ONALASKA — When Hurricane Harvey devastated Hopkins Elementary in Victoria, Tex., Kayla Finco and Addie Lorenz knew they needed to help out.
The two fifth-grade students at Irving Pertzsch Elementary worked with their Library Media Center director Sarah Frie to adopt the school and are spending the month of October collecting books, school supplies and clothing to send to the students affected by the August hurricane. Harvey devastated Houston as well as a number of cities along the coast, including Victoria.
Frie shared photos of the school, Kayla and Addie said, which showed how bad the flooding was and how mold and other water damage had set in after the hurricane passed. The two pushed Frie to adopt Hopkins as a school in need and then began the work planning on how to help out.
“There was just so much damage,” Kayla said. “They don’t have a lot of supplies. Most of it got ruined in the flooding.”
Addie and Kayla, who both said they love to read, thought a good way to help out might be to donate books. A school needs books, they said, and Hopkins likely had to throw away or try and repair the books that were damaged in the flooding.
They also decided to collect school supplies, children’s clothing and monetary donations. Their efforts officially kicked off Oct. 2, with students and community members dropping off items through Oct. 20.
Along with reaching out to their classmates, Kayla and Addie also made posters that were given out to local businesses such as the local Toyota dealership and others. Each class has a donation box, and at the end of the fundraiser, the class with the most donations will get a pizza party Frie said.

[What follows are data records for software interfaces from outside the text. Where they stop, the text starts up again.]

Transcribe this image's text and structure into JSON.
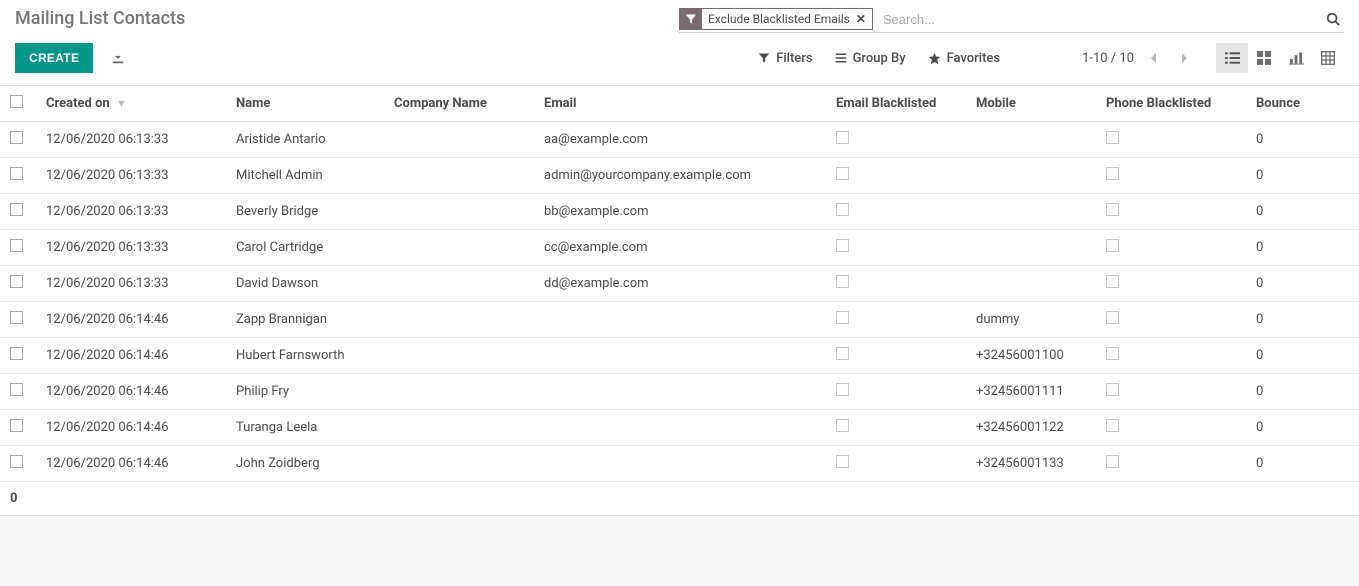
{
  "page_title": "Mailing List Contacts",
  "search": {
    "facet_label": "Exclude Blacklisted Emails",
    "placeholder": "Search..."
  },
  "buttons": {
    "create": "CREATE",
    "filters": "Filters",
    "group_by": "Group By",
    "favorites": "Favorites"
  },
  "pager": {
    "text": "1-10 / 10"
  },
  "columns": {
    "created_on": "Created on",
    "name": "Name",
    "company_name": "Company Name",
    "email": "Email",
    "email_blacklisted": "Email Blacklisted",
    "mobile": "Mobile",
    "phone_blacklisted": "Phone Blacklisted",
    "bounce": "Bounce"
  },
  "rows": [
    {
      "created_on": "12/06/2020 06:13:33",
      "name": "Aristide Antario",
      "company_name": "",
      "email": "aa@example.com",
      "email_blacklisted": false,
      "mobile": "",
      "phone_blacklisted": false,
      "bounce": "0"
    },
    {
      "created_on": "12/06/2020 06:13:33",
      "name": "Mitchell Admin",
      "company_name": "",
      "email": "admin@yourcompany.example.com",
      "email_blacklisted": false,
      "mobile": "",
      "phone_blacklisted": false,
      "bounce": "0"
    },
    {
      "created_on": "12/06/2020 06:13:33",
      "name": "Beverly Bridge",
      "company_name": "",
      "email": "bb@example.com",
      "email_blacklisted": false,
      "mobile": "",
      "phone_blacklisted": false,
      "bounce": "0"
    },
    {
      "created_on": "12/06/2020 06:13:33",
      "name": "Carol Cartridge",
      "company_name": "",
      "email": "cc@example.com",
      "email_blacklisted": false,
      "mobile": "",
      "phone_blacklisted": false,
      "bounce": "0"
    },
    {
      "created_on": "12/06/2020 06:13:33",
      "name": "David Dawson",
      "company_name": "",
      "email": "dd@example.com",
      "email_blacklisted": false,
      "mobile": "",
      "phone_blacklisted": false,
      "bounce": "0"
    },
    {
      "created_on": "12/06/2020 06:14:46",
      "name": "Zapp Brannigan",
      "company_name": "",
      "email": "",
      "email_blacklisted": false,
      "mobile": "dummy",
      "phone_blacklisted": false,
      "bounce": "0"
    },
    {
      "created_on": "12/06/2020 06:14:46",
      "name": "Hubert Farnsworth",
      "company_name": "",
      "email": "",
      "email_blacklisted": false,
      "mobile": "+32456001100",
      "phone_blacklisted": false,
      "bounce": "0"
    },
    {
      "created_on": "12/06/2020 06:14:46",
      "name": "Philip Fry",
      "company_name": "",
      "email": "",
      "email_blacklisted": false,
      "mobile": "+32456001111",
      "phone_blacklisted": false,
      "bounce": "0"
    },
    {
      "created_on": "12/06/2020 06:14:46",
      "name": "Turanga Leela",
      "company_name": "",
      "email": "",
      "email_blacklisted": false,
      "mobile": "+32456001122",
      "phone_blacklisted": false,
      "bounce": "0"
    },
    {
      "created_on": "12/06/2020 06:14:46",
      "name": "John Zoidberg",
      "company_name": "",
      "email": "",
      "email_blacklisted": false,
      "mobile": "+32456001133",
      "phone_blacklisted": false,
      "bounce": "0"
    }
  ],
  "footer": {
    "bounce_total": "0"
  }
}
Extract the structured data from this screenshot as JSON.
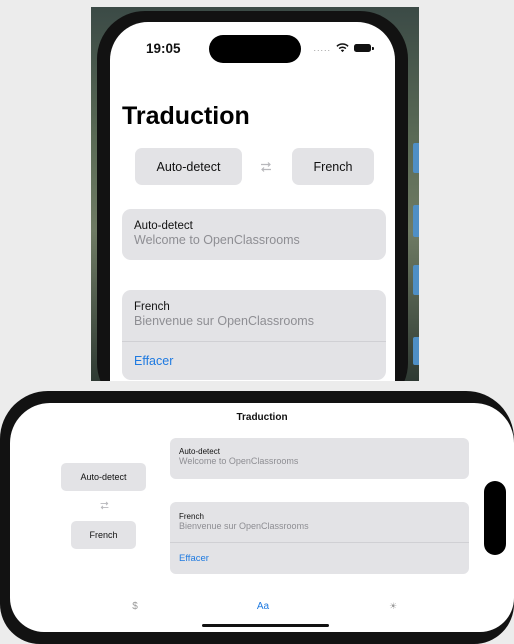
{
  "portrait": {
    "status": {
      "time": "19:05",
      "dots": "....."
    },
    "title": "Traduction",
    "source_language_button": "Auto-detect",
    "target_language_button": "French",
    "input_card": {
      "language": "Auto-detect",
      "text": "Welcome to OpenClassrooms"
    },
    "output_card": {
      "language": "French",
      "text": "Bienvenue sur OpenClassrooms",
      "clear_label": "Effacer"
    }
  },
  "landscape": {
    "nav_title": "Traduction",
    "source_language_button": "Auto-detect",
    "target_language_button": "French",
    "input_card": {
      "language": "Auto-detect",
      "text": "Welcome to OpenClassrooms"
    },
    "output_card": {
      "language": "French",
      "text": "Bienvenue sur OpenClassrooms",
      "clear_label": "Effacer"
    },
    "tabbar": [
      {
        "label": "$",
        "icon": "currency-tab-icon",
        "selected": false
      },
      {
        "label": "Aa",
        "icon": "translate-tab-icon",
        "selected": true
      },
      {
        "label": "☀",
        "icon": "weather-tab-icon",
        "selected": false
      }
    ]
  },
  "colors": {
    "accent": "#1f7ae0",
    "card": "#e3e3e6",
    "frame": "#121212"
  }
}
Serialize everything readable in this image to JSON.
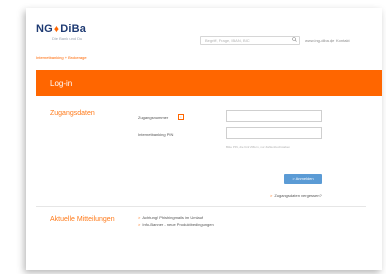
{
  "brand": {
    "name_left": "NG",
    "name_right": "DiBa",
    "lion_icon": "lion-icon",
    "tagline": "Die Bank und Du"
  },
  "header": {
    "search_placeholder": "Begriff, Frage, IBAN, BIC",
    "links": [
      "www.ing-diba.de",
      "Kontakt"
    ],
    "separator": "|"
  },
  "breadcrumb": "Internetbanking + Brokerage",
  "banner": {
    "title": "Log-in"
  },
  "login": {
    "section_title": "Zugangsdaten",
    "account_label": "Zugangsnummer",
    "help_glyph": "i",
    "pin_label": "Internetbanking PIN",
    "hint": "Bitte PIN, die fünf Ziffern, nur Zahlenbuchstaben",
    "submit_label": "> Anmelden",
    "forgot_arrow": ">",
    "forgot_label": "Zugangsdaten vergessen?"
  },
  "news": {
    "section_title": "Aktuelle Mitteilungen",
    "arrow": ">",
    "items": [
      "Achtung! Phishingmails im Umlauf",
      "Info-Banner - neue Produktbedingungen"
    ]
  },
  "colors": {
    "accent": "#ff6600",
    "button": "#5b9bd5",
    "brand_blue": "#1f3b73"
  }
}
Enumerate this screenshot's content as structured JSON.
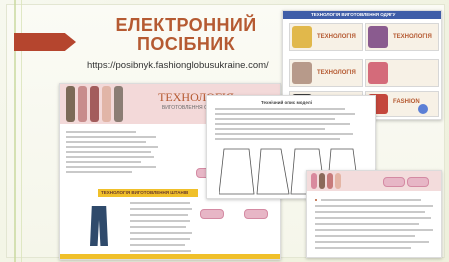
{
  "slide": {
    "title_line1": "ЕЛЕКТРОННИЙ",
    "title_line2": "ПОСІБНИК",
    "url": "https://posibnyk.fashionglobusukraine.com/"
  },
  "docs": {
    "main": {
      "banner_title_line1": "ТЕХНОЛОГІЯ",
      "banner_title_line2": "ВИГОТОВЛЕННЯ СПІДНИЦЬ",
      "section_heading": "ТЕХНОЛОГІЯ ВИГОТОВЛЕННЯ ШТАНІВ"
    },
    "top_right": {
      "header": "ТЕХНОЛОГІЯ ВИГОТОВЛЕННЯ ОДЯГУ",
      "card1_title": "ТЕХНОЛОГІЯ",
      "card2_title": "ТЕХНОЛОГІЯ",
      "card3_title": "ТЕХНОЛОГІЯ",
      "card4_title": "FASHION"
    },
    "middle": {
      "heading": "Технічний опис моделі"
    }
  },
  "colors": {
    "title": "#b55a32",
    "accent_arrow": "#b5452e",
    "yellow": "#f0c02a",
    "pink": "#e7b6c6",
    "navy": "#2f3e63"
  }
}
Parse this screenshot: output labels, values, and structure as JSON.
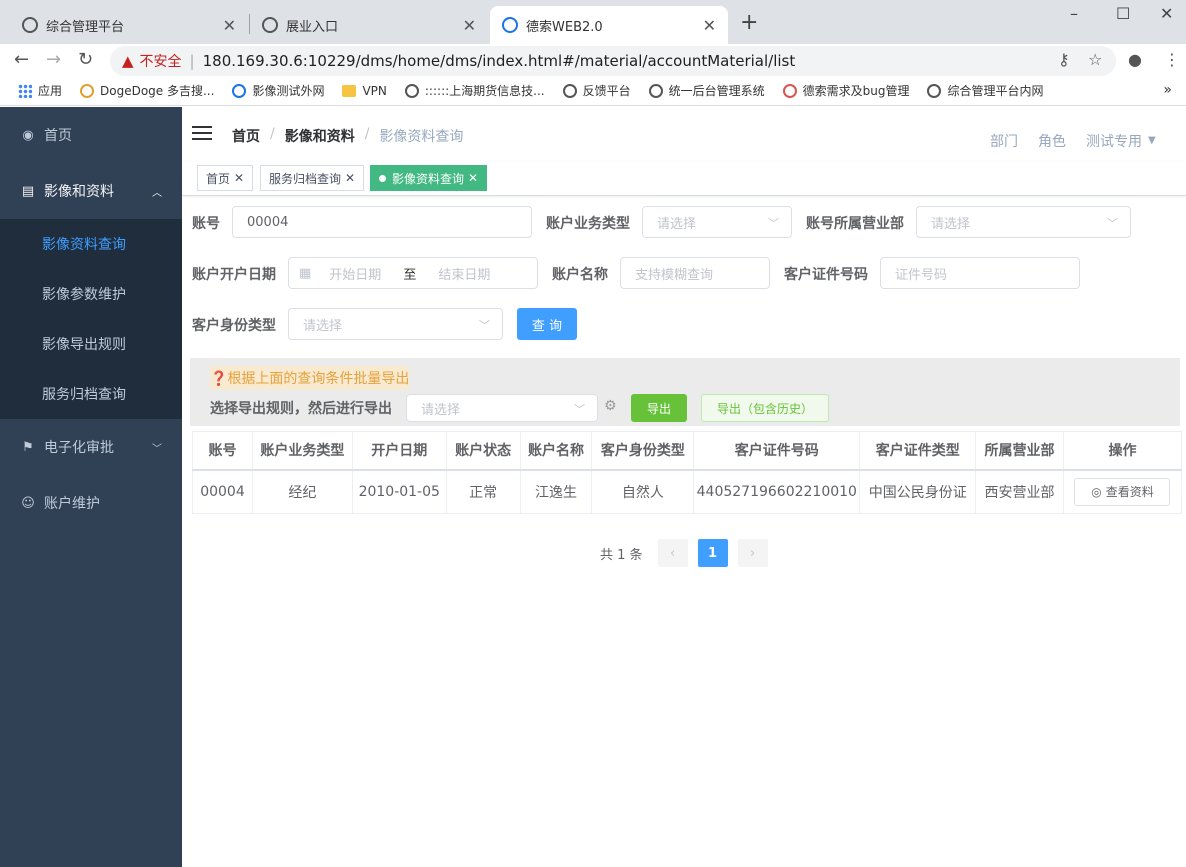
{
  "browser": {
    "tabs": [
      {
        "title": "综合管理平台"
      },
      {
        "title": "展业入口"
      },
      {
        "title": "德索WEB2.0"
      }
    ],
    "new_tab": "+",
    "security_label": "不安全",
    "url": "180.169.30.6:10229/dms/home/dms/index.html#/material/accountMaterial/list",
    "bookmarks": [
      "应用",
      "DogeDoge 多吉搜...",
      "影像测试外网",
      "VPN",
      "::::::上海期货信息技...",
      "反馈平台",
      "统一后台管理系统",
      "德索需求及bug管理",
      "综合管理平台内网"
    ],
    "bookmarks_more": "»"
  },
  "sidebar": {
    "items": [
      {
        "label": "首页",
        "icon": "dashboard-icon"
      },
      {
        "label": "影像和资料",
        "icon": "document-icon"
      },
      {
        "label": "电子化审批",
        "icon": "flag-icon"
      },
      {
        "label": "账户维护",
        "icon": "user-icon"
      }
    ],
    "sub_items": [
      "影像资料查询",
      "影像参数维护",
      "影像导出规则",
      "服务归档查询"
    ]
  },
  "navbar": {
    "breadcrumb": [
      "首页",
      "影像和资料",
      "影像资料查询"
    ],
    "right": [
      "部门",
      "角色",
      "测试专用"
    ]
  },
  "tags": [
    "首页",
    "服务归档查询",
    "影像资料查询"
  ],
  "form": {
    "account_label": "账号",
    "account_value": "00004",
    "biz_type_label": "账户业务类型",
    "biz_type_placeholder": "请选择",
    "dept_label": "账号所属营业部",
    "dept_placeholder": "请选择",
    "open_date_label": "账户开户日期",
    "start_placeholder": "开始日期",
    "date_sep": "至",
    "end_placeholder": "结束日期",
    "name_label": "账户名称",
    "name_placeholder": "支持模糊查询",
    "cert_no_label": "客户证件号码",
    "cert_no_placeholder": "证件号码",
    "identity_label": "客户身份类型",
    "identity_placeholder": "请选择",
    "query_button": "查 询"
  },
  "export": {
    "hint": "根据上面的查询条件批量导出",
    "rule_label": "选择导出规则，然后进行导出",
    "rule_placeholder": "请选择",
    "export_button": "导出",
    "export_history_button": "导出（包含历史）"
  },
  "table": {
    "headers": [
      "账号",
      "账户业务类型",
      "开户日期",
      "账户状态",
      "账户名称",
      "客户身份类型",
      "客户证件号码",
      "客户证件类型",
      "所属营业部",
      "操作"
    ],
    "rows": [
      {
        "cells": [
          "00004",
          "经纪",
          "2010-01-05",
          "正常",
          "江逸生",
          "自然人",
          "440527196602210010",
          "中国公民身份证",
          "西安营业部"
        ],
        "action": "查看资料"
      }
    ]
  },
  "pagination": {
    "total": "共 1 条",
    "current_page": "1"
  }
}
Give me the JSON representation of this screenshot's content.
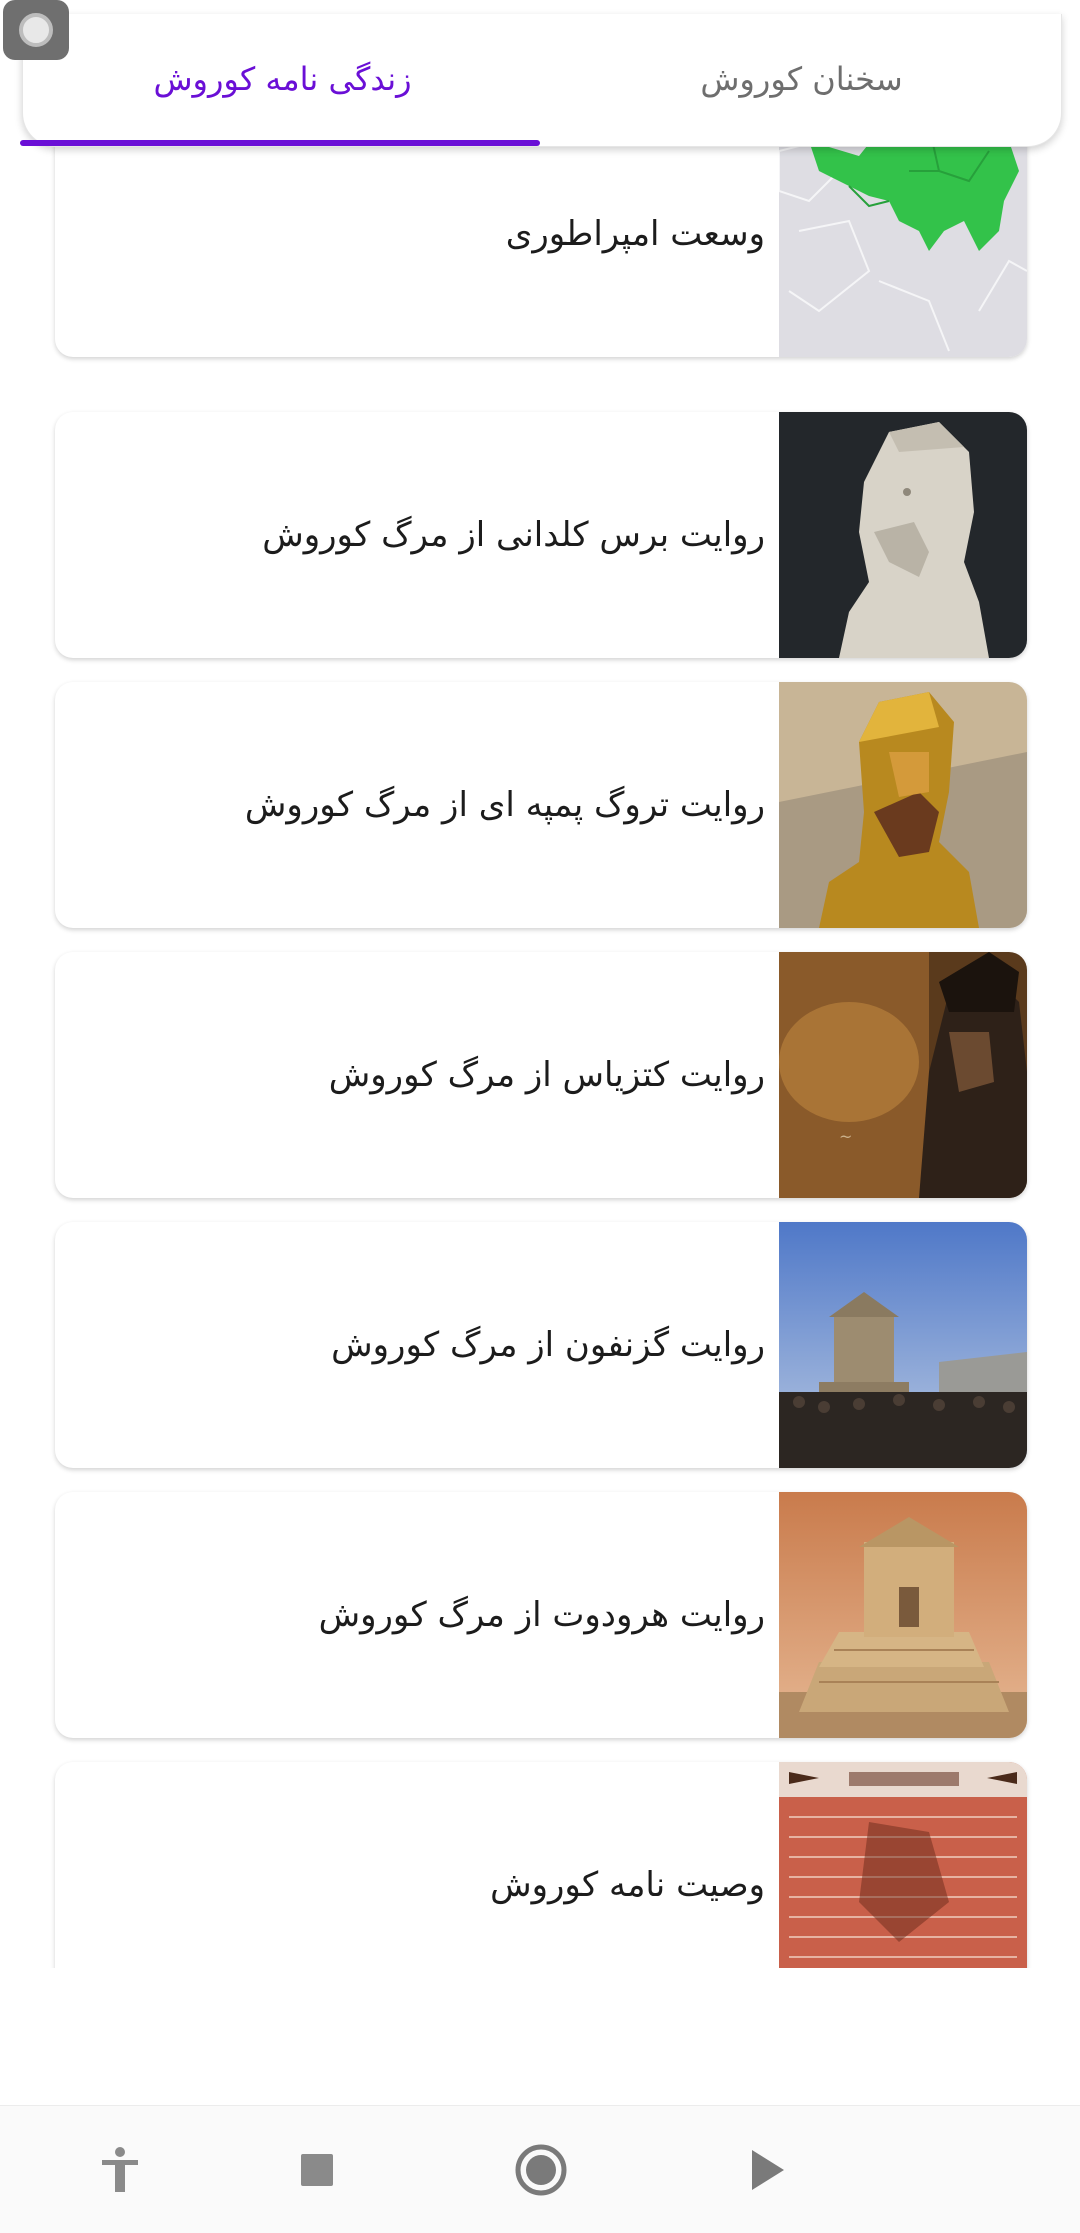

Frie’s husband Bob works at Fastenal in Winona and the company donated boxes as well as using its own fleet of trucks to help deliver the collected supplies. By the middle of the campaign, Frie said the students had collected more than 47 boxes filled with donations.
“We are very thankful for them (Fastenal),” Frie said. “Books are heavy.”
Proceeds from the school’s Scholastic Book Fair also will be donated to the campaign, Frie said. Northern Hills Elementary and some other schools also have offered to donate their proceeds to the effort.
Kayla said she is excited to get updates from the school, which has been sending pictures of the recovery efforts. There are also plans to have a Skype meeting between the two schools in November after the fundraiser is over.
“It feels really great,” Addie said. “I am excited the Hopkins students will remember us for helping out after the hurricane.”
“It has been really fun,” Kayla added. “Once we got the idea, we were so excited to start. It has been fun to see the idea grow to the rest of the school and community.”